Music Workshop 2011
Milano, May 31, 2011
Triennale di Milano, Teatro dell'Arte
Words + Photos: Gian Paolo Galasi
Even if you're not cynic, it's nevertheless difficult to pull apart how you have to be tough if you want to strive your goals in the music business today, and try to share your own personal achievements with a large audience. While tonight two veterans of experimental languages like Sainkho Namtchylak and Arto Lindsay are playing in an almost full theater near the center of the city, in a quiet and cool place like the Triennale Museum and its surrounding and almost natural environment, lots of musicians are harshly strieving for places to play in and people to play with. Those last six months were demanding for experimental music (and beyond) hard-ons. Milano will surely be a better place in September, when the MITO Festival will bring us a series of events related to Haiti music and culture, and the likes of Diamanda Galàs, Louaka Kanza, Omar Souleiman, Christian Fennesz.
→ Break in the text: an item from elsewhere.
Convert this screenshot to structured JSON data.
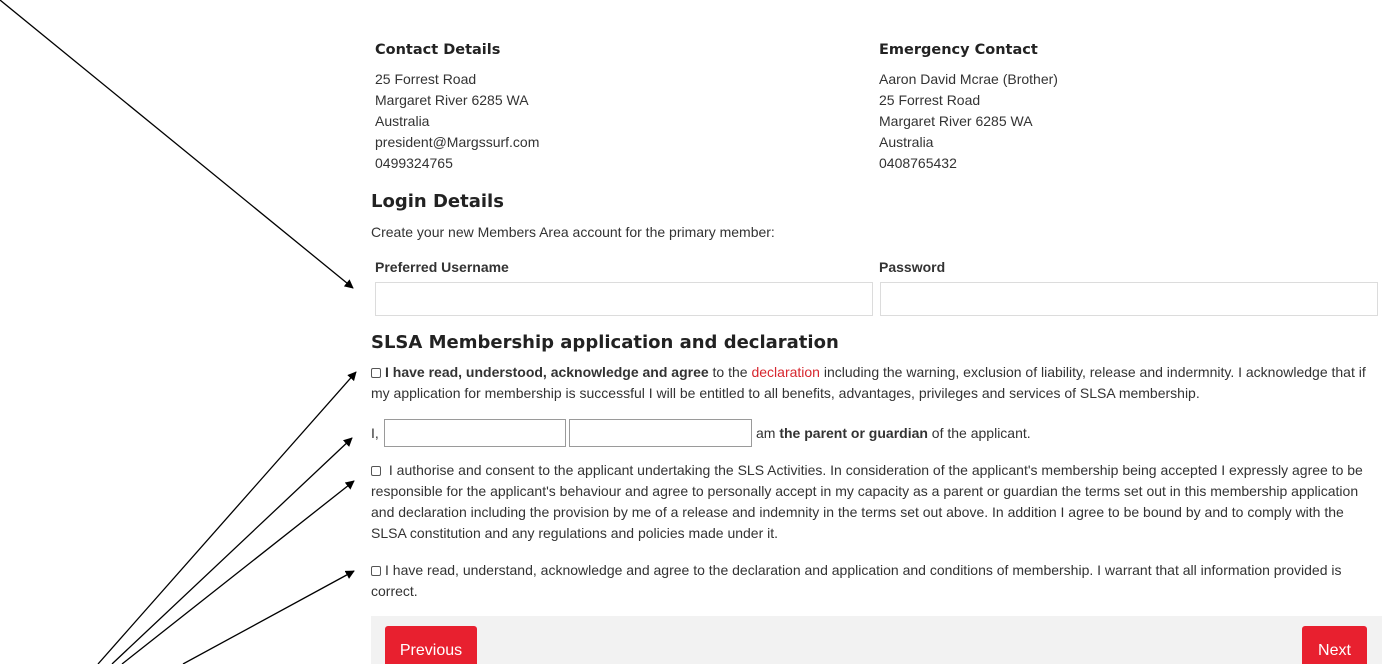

But since January, people here had the possibility to see only a bunch of important happenings: bassist Joelle Léandre playing with poet and performer Nanni Balestrini, Peter Brotzmann accompanied by Steve Lacy's devotee and fellow Gianni Mimmo, with friends Xabier Iriondo on guitar and self- built instruments and Cristiano Calcagnile on drums, plus the Organic project led by trumpeter Wadada Leo Smith, veteran of the AACM Association. Only the last one was promoted by a theater, being the others settled in a couple of self-administered social structures, Cox 18 and Torchiera. As far as going 'underground', a good mention is for Attila Favarelli, a musician that since the beginning of this month is organizing in The Lift, his private recording studio, public exhibitions of young French composer Kassel Jaeger and Echtzeitmusik's duo Mat Pogo/Ignaz Schick, and for O' - Artoteca, a place devoted to both installation/performances/contemporary art and electronic music.
Far away from matters related to scheduling, on 31 May at La Triennale di Milano, Sainkho Namtchylak and Arto Lindsay shared with the audience the result of a two-day workshop in which they gave shape to an amazing mix of tuva/tibetan deep throath singing, lullabies and no-wave slights, or, better said, clouds of coal and sound. It's impossible not to recognize the distinctiveness of this couple of prime movers in their own fields, and breathing the result of two creators of musical nuances working together is always a wave of freshness in the middle of that part of today's cultural scenery that fixed quest and personality as the most important values.
Two different sets: a solo performance by Namtchylak, that you can see as a good introduction to her last output Cyberia, a record related to oytulaask chants and shamanic experience that takes the stock of the singer's multi-faceted vocal technique, spanning from open melody through improvised singing; and the duo with Lindsay's nervous but well balanced mix of rapid slashes and distorted and surrounding effetcs. If the firts part of the concert is remarkable because you won't find elsewhere a singer able to combine multi-tones chant with the wide spectrum range she's gifted, the second part is the real surprise. Guitar plunges vocal textures, opening then to lead us into a dark, misty and surrounding environment.
And even if Lindsay and Namtchylak together were playing what seemed to be a bunch of eccentric, vaguely melancholic and noisy ballads, the twos showed a coherence of inspiration and of result. Lindsay accompanied with nervous but fluid movements his playing, while Namtchylak mastery with more structured song forms, combined with her ability to improvise, gave her the possibility to weave a texture around which her partner worked more with his characteristic sound dynamics, from minimal gestures to loud fillings.
It's a matter of fact that music is also a playing field in which moods and colors loose the tracks we usually relate to common and everyday feelings and sensations just to elevate themselves, and you as a listener, to a wider range of emotions and suggestions. This is a big part of shamanic cultures, not that apart from their most direct social function: broadening the stream, opening to a meditative emotional setting in which the number and the value of hues and shades increase and overtake the boundaries of directness, just to take time and place in which to experience a much open perspective. That's what people in the audience tonight took part of, and this is a good reason to push forward with that and all related musical occurrences.
Arto Lindsay official website
Sainkho Namtchylak official website